INSTRUCTIONS TO FOLLOW:
Without the images, print all the entries below exactly as given.

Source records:
▶

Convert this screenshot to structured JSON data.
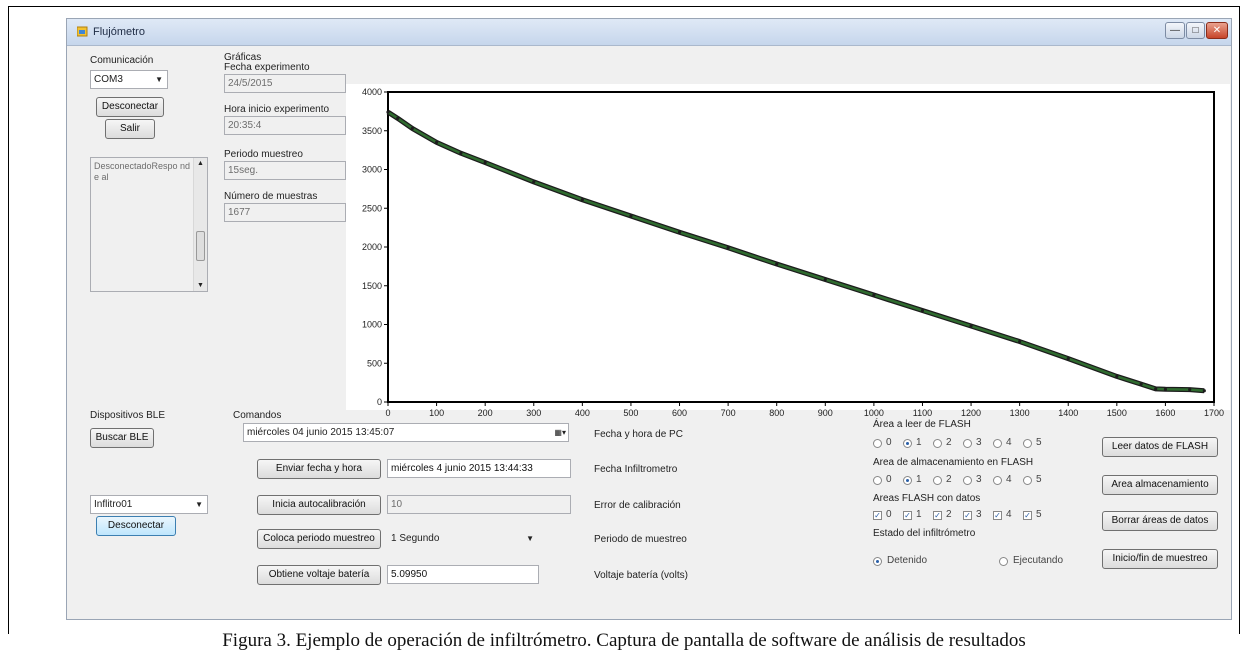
{
  "window": {
    "title": "Flujómetro",
    "controls": {
      "minimize": "—",
      "maximize": "□",
      "close": "✕"
    }
  },
  "comunicacion": {
    "group_label": "Comunicación",
    "port_value": "COM3",
    "disconnect_label": "Desconectar",
    "exit_label": "Salir",
    "log_text": "DesconectadoRespo nde al"
  },
  "graficas": {
    "group_label": "Gráficas",
    "fecha_label": "Fecha experimento",
    "fecha_value": "24/5/2015",
    "hora_label": "Hora inicio experimento",
    "hora_value": "20:35:4",
    "periodo_label": "Periodo muestreo",
    "periodo_value": "15seg.",
    "numero_label": "Número de muestras",
    "numero_value": "1677"
  },
  "chart_data": {
    "type": "line",
    "title": "",
    "xlabel": "",
    "ylabel": "",
    "xlim": [
      0,
      1700
    ],
    "ylim": [
      0,
      4000
    ],
    "xticks": [
      0,
      100,
      200,
      300,
      400,
      500,
      600,
      700,
      800,
      900,
      1000,
      1100,
      1200,
      1300,
      1400,
      1500,
      1600,
      1700
    ],
    "yticks": [
      0,
      500,
      1000,
      1500,
      2000,
      2500,
      3000,
      3500,
      4000
    ],
    "grid": false,
    "series": [
      {
        "color": "#2f6b2f",
        "x": [
          0,
          20,
          50,
          100,
          150,
          200,
          300,
          400,
          500,
          600,
          700,
          800,
          900,
          1000,
          1100,
          1200,
          1300,
          1400,
          1500,
          1550,
          1580,
          1600,
          1650,
          1680
        ],
        "y": [
          3740,
          3660,
          3530,
          3350,
          3210,
          3090,
          2840,
          2610,
          2400,
          2190,
          1990,
          1780,
          1580,
          1380,
          1180,
          980,
          780,
          560,
          330,
          230,
          170,
          165,
          160,
          145
        ]
      }
    ]
  },
  "ble": {
    "group_label": "Dispositivos BLE",
    "search_label": "Buscar BLE",
    "device_value": "Inflitro01",
    "disconnect_label": "Desconectar"
  },
  "comandos": {
    "group_label": "Comandos",
    "datetime_value": "miércoles  04     junio      2015 13:45:07",
    "pc_label": "Fecha y hora de PC",
    "send_label": "Enviar fecha y hora",
    "send_value": "miércoles 4 junio 2015 13:44:33",
    "infil_label": "Fecha Infiltrometro",
    "calib_label": "Inicia autocalibración",
    "calib_value": "10",
    "calib_desc": "Error de calibración",
    "periodo_btn_label": "Coloca periodo muestreo",
    "periodo_value": "1 Segundo",
    "periodo_desc": "Periodo de muestreo",
    "bateria_label": "Obtiene voltaje batería",
    "bateria_value": "5.09950",
    "bateria_desc": "Voltaje batería (volts)"
  },
  "flash": {
    "leer_label": "Área a leer de FLASH",
    "almac_label": "Area de almacenamiento en FLASH",
    "datos_label": "Areas FLASH con datos",
    "options": [
      "0",
      "1",
      "2",
      "3",
      "4",
      "5"
    ],
    "leer_selected": "1",
    "almac_selected": "1",
    "estado_label": "Estado del infiltrómetro",
    "estado_options": [
      "Detenido",
      "Ejecutando"
    ],
    "estado_selected": "Detenido",
    "btn_leer": "Leer datos de FLASH",
    "btn_almac": "Area almacenamiento",
    "btn_borrar": "Borrar áreas de datos",
    "btn_inicio": "Inicio/fin de muestreo"
  },
  "caption": "Figura 3.  Ejemplo de operación de infiltrómetro. Captura de pantalla de software de análisis de resultados"
}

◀

RESULT FOR THIS TASK:
Convert this screenshot to structured JSON data.
{
  "window": {
    "title": "Flujómetro",
    "controls": {
      "minimize": "—",
      "maximize": "□",
      "close": "✕"
    }
  },
  "comunicacion": {
    "group_label": "Comunicación",
    "port_value": "COM3",
    "disconnect_label": "Desconectar",
    "exit_label": "Salir",
    "log_text": "DesconectadoRespo nde al"
  },
  "graficas": {
    "group_label": "Gráficas",
    "fecha_label": "Fecha experimento",
    "fecha_value": "24/5/2015",
    "hora_label": "Hora inicio experimento",
    "hora_value": "20:35:4",
    "periodo_label": "Periodo muestreo",
    "periodo_value": "15seg.",
    "numero_label": "Número de muestras",
    "numero_value": "1677"
  },
  "chart_data": {
    "type": "line",
    "title": "",
    "xlabel": "",
    "ylabel": "",
    "xlim": [
      0,
      1700
    ],
    "ylim": [
      0,
      4000
    ],
    "xticks": [
      0,
      100,
      200,
      300,
      400,
      500,
      600,
      700,
      800,
      900,
      1000,
      1100,
      1200,
      1300,
      1400,
      1500,
      1600,
      1700
    ],
    "yticks": [
      0,
      500,
      1000,
      1500,
      2000,
      2500,
      3000,
      3500,
      4000
    ],
    "grid": false,
    "series": [
      {
        "color": "#2f6b2f",
        "x": [
          0,
          20,
          50,
          100,
          150,
          200,
          300,
          400,
          500,
          600,
          700,
          800,
          900,
          1000,
          1100,
          1200,
          1300,
          1400,
          1500,
          1550,
          1580,
          1600,
          1650,
          1680
        ],
        "y": [
          3740,
          3660,
          3530,
          3350,
          3210,
          3090,
          2840,
          2610,
          2400,
          2190,
          1990,
          1780,
          1580,
          1380,
          1180,
          980,
          780,
          560,
          330,
          230,
          170,
          165,
          160,
          145
        ]
      }
    ]
  },
  "ble": {
    "group_label": "Dispositivos BLE",
    "search_label": "Buscar BLE",
    "device_value": "Inflitro01",
    "disconnect_label": "Desconectar"
  },
  "comandos": {
    "group_label": "Comandos",
    "datetime_value": "miércoles  04     junio      2015 13:45:07",
    "pc_label": "Fecha y hora de PC",
    "send_label": "Enviar fecha y hora",
    "send_value": "miércoles 4 junio 2015 13:44:33",
    "infil_label": "Fecha Infiltrometro",
    "calib_label": "Inicia autocalibración",
    "calib_value": "10",
    "calib_desc": "Error de calibración",
    "periodo_btn_label": "Coloca periodo muestreo",
    "periodo_value": "1 Segundo",
    "periodo_desc": "Periodo de muestreo",
    "bateria_label": "Obtiene voltaje batería",
    "bateria_value": "5.09950",
    "bateria_desc": "Voltaje batería (volts)"
  },
  "flash": {
    "leer_label": "Área a leer de FLASH",
    "almac_label": "Area de almacenamiento en FLASH",
    "datos_label": "Areas FLASH con datos",
    "options": [
      "0",
      "1",
      "2",
      "3",
      "4",
      "5"
    ],
    "leer_selected": "1",
    "almac_selected": "1",
    "estado_label": "Estado del infiltrómetro",
    "estado_options": [
      "Detenido",
      "Ejecutando"
    ],
    "estado_selected": "Detenido",
    "btn_leer": "Leer datos de FLASH",
    "btn_almac": "Area almacenamiento",
    "btn_borrar": "Borrar áreas de datos",
    "btn_inicio": "Inicio/fin de muestreo"
  },
  "caption": "Figura 3.  Ejemplo de operación de infiltrómetro. Captura de pantalla de software de análisis de resultados"
}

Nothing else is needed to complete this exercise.